→ **Your task**: For the entries below, report every line that includes the word "images".

→ **Provided data**:
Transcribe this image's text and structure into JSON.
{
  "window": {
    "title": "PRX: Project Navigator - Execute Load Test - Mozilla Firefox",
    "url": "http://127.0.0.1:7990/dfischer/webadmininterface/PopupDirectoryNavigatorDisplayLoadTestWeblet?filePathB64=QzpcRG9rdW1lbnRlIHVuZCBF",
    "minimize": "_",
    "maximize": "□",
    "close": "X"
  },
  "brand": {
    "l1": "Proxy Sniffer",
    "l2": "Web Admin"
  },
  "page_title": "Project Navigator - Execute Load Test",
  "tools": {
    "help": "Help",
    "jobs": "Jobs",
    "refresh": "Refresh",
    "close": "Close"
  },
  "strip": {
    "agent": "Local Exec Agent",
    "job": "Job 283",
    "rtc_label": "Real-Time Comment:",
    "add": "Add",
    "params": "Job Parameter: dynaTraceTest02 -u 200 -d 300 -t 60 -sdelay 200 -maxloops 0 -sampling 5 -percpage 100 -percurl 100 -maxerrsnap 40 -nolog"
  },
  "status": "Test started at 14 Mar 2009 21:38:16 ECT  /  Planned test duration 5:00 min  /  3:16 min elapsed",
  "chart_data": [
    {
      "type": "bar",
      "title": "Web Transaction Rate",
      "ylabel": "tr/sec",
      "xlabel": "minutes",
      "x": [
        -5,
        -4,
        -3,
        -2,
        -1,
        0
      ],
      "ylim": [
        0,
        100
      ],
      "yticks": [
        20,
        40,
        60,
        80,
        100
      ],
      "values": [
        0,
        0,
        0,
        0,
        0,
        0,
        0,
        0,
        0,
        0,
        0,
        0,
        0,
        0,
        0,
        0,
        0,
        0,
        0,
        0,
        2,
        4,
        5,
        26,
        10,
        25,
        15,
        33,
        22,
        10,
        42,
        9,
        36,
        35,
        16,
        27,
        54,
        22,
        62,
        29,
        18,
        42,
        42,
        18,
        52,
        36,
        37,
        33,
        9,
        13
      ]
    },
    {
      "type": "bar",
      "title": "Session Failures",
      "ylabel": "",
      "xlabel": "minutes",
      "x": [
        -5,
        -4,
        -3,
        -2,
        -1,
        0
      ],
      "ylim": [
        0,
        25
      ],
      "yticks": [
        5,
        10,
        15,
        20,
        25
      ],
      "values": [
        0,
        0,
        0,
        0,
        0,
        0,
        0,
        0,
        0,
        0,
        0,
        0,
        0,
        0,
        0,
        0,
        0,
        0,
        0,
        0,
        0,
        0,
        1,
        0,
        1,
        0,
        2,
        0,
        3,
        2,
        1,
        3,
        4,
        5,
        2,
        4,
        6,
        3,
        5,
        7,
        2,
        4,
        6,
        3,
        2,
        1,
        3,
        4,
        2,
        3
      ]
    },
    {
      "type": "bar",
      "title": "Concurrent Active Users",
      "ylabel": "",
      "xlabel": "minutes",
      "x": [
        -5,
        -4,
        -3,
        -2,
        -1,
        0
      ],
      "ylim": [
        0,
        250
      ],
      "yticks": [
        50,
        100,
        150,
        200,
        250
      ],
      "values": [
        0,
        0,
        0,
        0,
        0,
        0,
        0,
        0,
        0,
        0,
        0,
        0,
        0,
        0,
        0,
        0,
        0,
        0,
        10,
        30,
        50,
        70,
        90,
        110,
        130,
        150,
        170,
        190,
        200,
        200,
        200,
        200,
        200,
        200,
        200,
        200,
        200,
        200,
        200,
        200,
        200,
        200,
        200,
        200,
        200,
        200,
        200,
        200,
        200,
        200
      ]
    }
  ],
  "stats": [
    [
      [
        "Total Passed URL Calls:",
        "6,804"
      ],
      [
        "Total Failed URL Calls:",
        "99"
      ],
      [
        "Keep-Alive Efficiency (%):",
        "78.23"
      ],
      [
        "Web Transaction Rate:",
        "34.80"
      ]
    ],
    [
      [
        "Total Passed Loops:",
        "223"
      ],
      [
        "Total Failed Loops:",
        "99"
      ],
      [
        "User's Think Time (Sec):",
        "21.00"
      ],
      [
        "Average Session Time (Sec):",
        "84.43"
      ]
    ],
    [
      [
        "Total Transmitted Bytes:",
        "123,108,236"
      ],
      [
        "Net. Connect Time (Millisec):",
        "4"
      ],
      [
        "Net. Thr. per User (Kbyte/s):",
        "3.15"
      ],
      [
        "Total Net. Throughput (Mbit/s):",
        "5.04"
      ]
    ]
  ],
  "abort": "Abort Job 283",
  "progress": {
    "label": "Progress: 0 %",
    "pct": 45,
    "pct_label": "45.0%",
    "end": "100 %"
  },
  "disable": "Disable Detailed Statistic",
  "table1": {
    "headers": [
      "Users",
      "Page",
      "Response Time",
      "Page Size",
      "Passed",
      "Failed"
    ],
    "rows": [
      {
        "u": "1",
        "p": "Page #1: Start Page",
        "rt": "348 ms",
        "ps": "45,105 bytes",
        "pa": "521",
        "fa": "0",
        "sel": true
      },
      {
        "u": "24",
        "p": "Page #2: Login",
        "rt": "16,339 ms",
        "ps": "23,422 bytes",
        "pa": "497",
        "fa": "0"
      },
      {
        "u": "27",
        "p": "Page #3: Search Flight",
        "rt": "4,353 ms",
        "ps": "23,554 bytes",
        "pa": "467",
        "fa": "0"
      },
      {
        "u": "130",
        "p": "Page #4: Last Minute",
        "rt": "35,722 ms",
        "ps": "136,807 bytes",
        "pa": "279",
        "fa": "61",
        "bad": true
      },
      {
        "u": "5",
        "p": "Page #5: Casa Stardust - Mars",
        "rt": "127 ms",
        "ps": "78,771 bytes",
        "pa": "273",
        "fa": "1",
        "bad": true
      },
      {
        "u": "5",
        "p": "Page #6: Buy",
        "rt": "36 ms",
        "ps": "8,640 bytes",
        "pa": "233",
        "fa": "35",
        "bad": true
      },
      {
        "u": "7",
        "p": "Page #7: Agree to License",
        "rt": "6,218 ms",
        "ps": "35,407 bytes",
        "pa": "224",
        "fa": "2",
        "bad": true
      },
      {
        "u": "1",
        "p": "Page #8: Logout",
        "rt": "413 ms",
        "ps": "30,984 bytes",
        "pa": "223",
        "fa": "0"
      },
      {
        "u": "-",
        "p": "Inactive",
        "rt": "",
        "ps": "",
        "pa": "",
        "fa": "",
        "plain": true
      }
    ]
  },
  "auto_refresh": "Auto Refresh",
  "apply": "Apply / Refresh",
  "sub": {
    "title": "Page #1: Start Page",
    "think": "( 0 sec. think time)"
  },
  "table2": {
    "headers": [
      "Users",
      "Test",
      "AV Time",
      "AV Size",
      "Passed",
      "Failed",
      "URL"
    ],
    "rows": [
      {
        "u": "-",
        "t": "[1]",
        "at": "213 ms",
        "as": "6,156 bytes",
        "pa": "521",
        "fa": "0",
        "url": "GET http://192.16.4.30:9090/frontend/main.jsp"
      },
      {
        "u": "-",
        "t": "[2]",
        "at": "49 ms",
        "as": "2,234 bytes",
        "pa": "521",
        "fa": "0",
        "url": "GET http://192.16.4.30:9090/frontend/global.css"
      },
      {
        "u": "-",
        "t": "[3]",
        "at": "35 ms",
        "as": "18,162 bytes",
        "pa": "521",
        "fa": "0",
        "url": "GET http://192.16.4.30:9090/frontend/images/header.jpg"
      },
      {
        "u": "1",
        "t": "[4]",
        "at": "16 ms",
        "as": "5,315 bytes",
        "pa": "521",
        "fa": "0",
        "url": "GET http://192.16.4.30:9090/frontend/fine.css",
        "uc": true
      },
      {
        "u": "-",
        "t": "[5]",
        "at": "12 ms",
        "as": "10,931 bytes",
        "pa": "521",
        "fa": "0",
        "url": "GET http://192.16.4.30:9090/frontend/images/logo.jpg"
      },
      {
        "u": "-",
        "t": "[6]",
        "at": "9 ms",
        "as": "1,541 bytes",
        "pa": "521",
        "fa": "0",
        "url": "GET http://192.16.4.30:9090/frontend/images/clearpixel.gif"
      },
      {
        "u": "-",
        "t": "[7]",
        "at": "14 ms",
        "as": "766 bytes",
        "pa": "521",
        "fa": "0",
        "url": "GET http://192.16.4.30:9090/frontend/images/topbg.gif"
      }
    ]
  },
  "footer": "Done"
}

→ **Reply**:
        "url": "GET http://192.16.4.30:9090/frontend/images/header.jpg"
        "url": "GET http://192.16.4.30:9090/frontend/images/logo.jpg"
        "url": "GET http://192.16.4.30:9090/frontend/images/clearpixel.gif"
        "url": "GET http://192.16.4.30:9090/frontend/images/topbg.gif"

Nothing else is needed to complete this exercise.